§ **Task statement**
Whenever a line contains the string "ffffff", copy it out of the entries.

§ **Page and application data records**
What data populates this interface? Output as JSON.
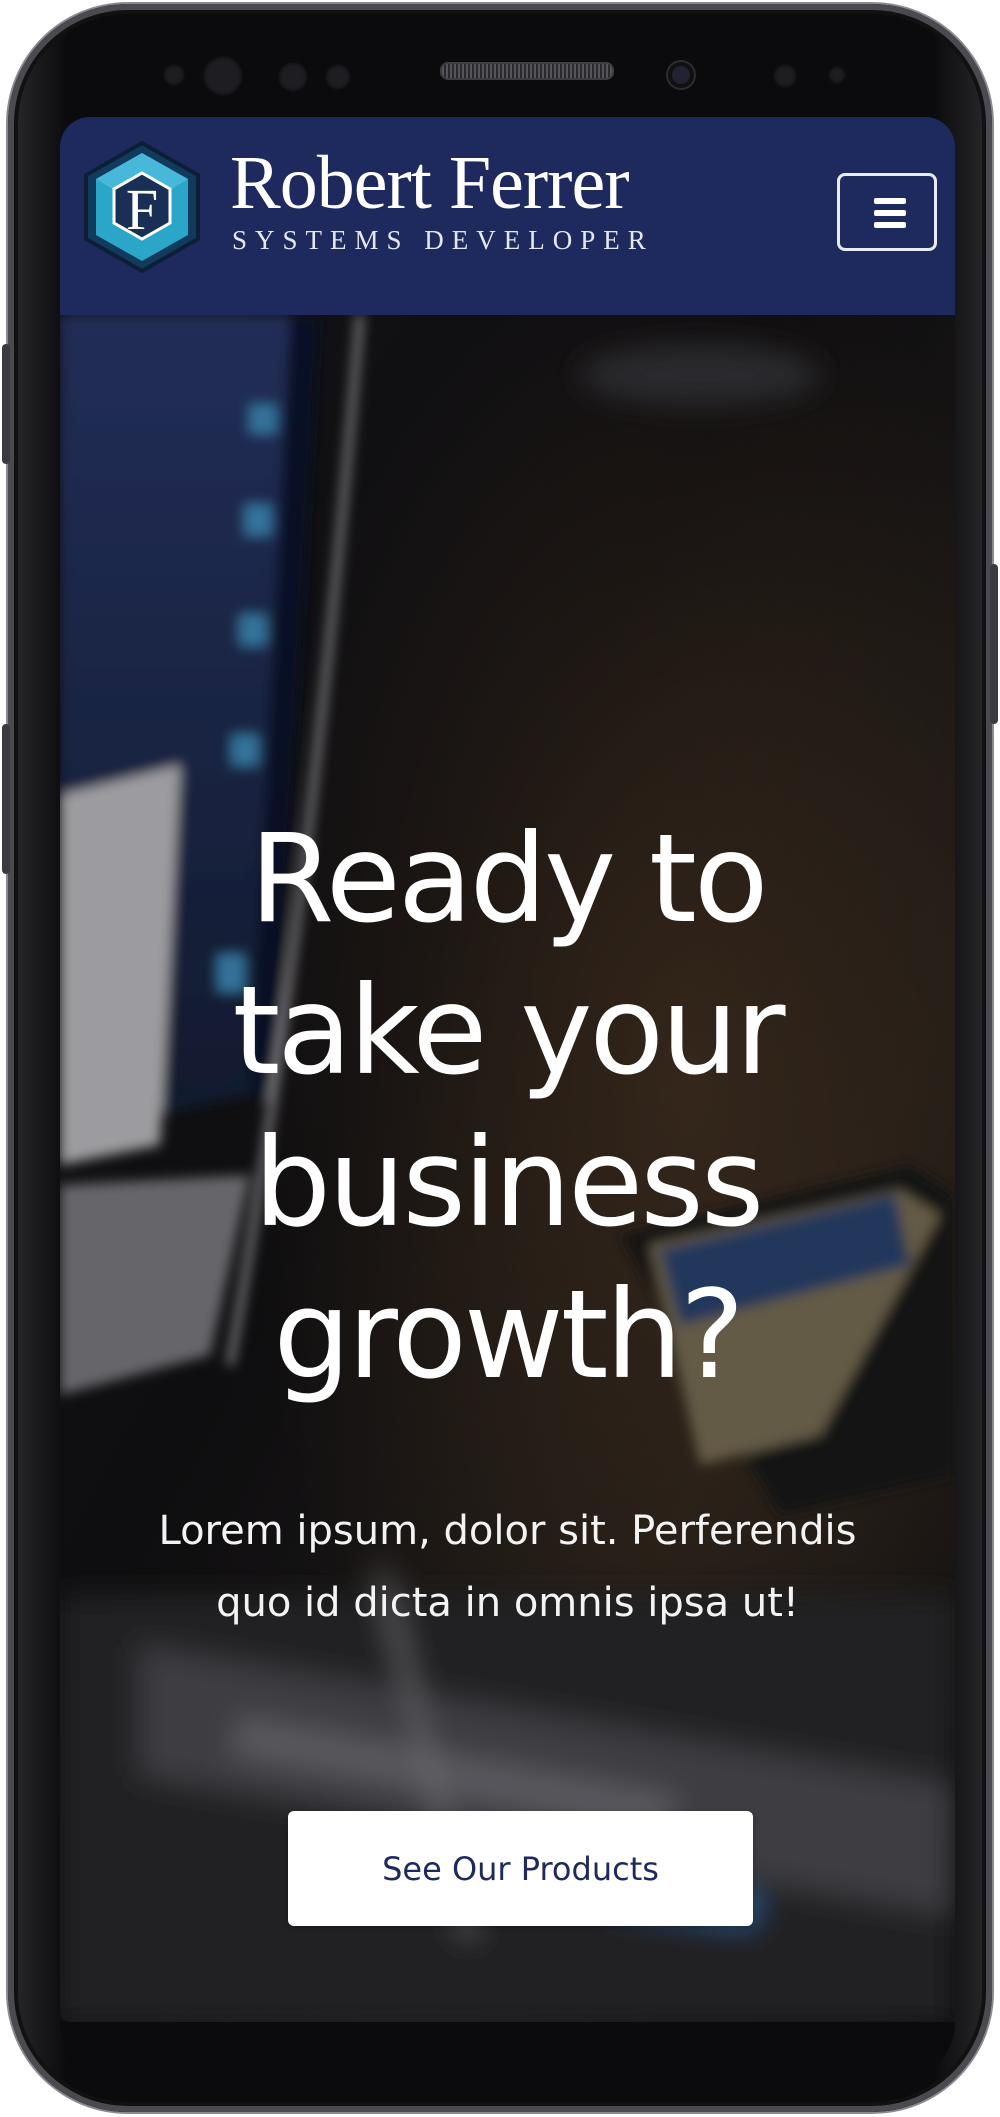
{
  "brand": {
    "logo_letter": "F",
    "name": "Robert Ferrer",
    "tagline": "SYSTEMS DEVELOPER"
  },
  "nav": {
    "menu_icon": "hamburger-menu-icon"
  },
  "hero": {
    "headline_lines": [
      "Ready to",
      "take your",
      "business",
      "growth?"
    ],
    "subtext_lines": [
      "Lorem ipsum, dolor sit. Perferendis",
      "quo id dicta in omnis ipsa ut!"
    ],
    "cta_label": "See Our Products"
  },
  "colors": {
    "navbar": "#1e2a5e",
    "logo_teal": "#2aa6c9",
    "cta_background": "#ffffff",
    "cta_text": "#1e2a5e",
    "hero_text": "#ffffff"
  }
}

§ **Answer box**
    "cta_background": "#ffffff",
    "hero_text": "#ffffff"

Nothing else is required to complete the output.